## Your instructions
Return all lines in the data where the string "task" can be found.

## Input data
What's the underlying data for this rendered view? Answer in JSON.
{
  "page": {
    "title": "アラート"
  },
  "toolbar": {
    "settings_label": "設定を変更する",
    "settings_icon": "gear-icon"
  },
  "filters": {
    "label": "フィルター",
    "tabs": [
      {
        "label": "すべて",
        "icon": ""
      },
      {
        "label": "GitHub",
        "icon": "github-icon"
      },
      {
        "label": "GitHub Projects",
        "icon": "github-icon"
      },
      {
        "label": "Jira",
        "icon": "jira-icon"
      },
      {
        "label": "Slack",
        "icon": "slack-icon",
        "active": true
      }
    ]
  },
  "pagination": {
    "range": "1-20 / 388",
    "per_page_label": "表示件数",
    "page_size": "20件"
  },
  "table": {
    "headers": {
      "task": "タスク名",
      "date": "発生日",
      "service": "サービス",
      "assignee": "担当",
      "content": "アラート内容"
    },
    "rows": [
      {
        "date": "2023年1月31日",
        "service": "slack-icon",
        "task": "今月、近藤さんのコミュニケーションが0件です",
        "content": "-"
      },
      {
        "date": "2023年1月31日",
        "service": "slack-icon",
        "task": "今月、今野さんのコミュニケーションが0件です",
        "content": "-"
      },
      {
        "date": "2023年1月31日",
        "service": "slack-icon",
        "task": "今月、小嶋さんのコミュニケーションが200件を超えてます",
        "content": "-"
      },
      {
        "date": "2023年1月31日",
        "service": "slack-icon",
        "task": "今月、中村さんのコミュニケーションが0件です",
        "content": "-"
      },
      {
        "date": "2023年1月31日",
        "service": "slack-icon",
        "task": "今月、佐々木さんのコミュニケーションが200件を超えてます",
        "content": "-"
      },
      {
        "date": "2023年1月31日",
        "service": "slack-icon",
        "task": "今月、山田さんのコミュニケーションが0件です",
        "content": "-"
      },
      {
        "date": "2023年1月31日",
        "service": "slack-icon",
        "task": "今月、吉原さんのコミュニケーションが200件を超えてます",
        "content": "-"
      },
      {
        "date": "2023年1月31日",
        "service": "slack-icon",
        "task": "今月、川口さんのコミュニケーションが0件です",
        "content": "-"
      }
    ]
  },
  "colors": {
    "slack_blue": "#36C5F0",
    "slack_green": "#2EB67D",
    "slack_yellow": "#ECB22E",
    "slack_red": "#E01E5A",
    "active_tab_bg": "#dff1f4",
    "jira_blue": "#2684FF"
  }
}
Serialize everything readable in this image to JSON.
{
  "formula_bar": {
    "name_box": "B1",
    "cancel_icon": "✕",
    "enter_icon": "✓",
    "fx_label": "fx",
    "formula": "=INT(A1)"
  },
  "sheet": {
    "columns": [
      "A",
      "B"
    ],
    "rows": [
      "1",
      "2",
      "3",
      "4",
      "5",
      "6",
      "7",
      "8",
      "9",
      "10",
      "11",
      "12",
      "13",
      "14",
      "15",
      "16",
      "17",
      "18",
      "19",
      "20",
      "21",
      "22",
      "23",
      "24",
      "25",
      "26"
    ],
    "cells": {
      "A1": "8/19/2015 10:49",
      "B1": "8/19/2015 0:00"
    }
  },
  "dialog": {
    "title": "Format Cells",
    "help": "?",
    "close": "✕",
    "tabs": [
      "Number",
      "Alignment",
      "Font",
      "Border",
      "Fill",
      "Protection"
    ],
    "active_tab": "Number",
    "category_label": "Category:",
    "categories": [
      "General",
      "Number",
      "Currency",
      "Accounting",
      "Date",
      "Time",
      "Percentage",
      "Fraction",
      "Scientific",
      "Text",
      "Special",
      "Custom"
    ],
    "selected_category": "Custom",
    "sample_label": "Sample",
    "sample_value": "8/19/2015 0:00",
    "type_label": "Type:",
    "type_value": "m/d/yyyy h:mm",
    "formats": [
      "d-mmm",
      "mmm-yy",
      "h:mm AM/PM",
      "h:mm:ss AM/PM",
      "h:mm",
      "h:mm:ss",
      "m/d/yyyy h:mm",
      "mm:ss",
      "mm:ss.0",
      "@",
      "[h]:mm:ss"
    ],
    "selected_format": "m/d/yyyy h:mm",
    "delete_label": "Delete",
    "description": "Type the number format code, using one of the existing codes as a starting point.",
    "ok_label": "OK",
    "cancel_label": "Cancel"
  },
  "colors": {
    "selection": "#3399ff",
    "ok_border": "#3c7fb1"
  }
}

## Response
      "task": "タスク名",
        "task": "今月、近藤さんのコミュニケーションが0件です",
        "task": "今月、今野さんのコミュニケーションが0件です",
        "task": "今月、小嶋さんのコミュニケーションが200件を超えてます",
        "task": "今月、中村さんのコミュニケーションが0件です",
        "task": "今月、佐々木さんのコミュニケーションが200件を超えてます",
        "task": "今月、山田さんのコミュニケーションが0件です",
        "task": "今月、吉原さんのコミュニケーションが200件を超えてます",
        "task": "今月、川口さんのコミュニケーションが0件です",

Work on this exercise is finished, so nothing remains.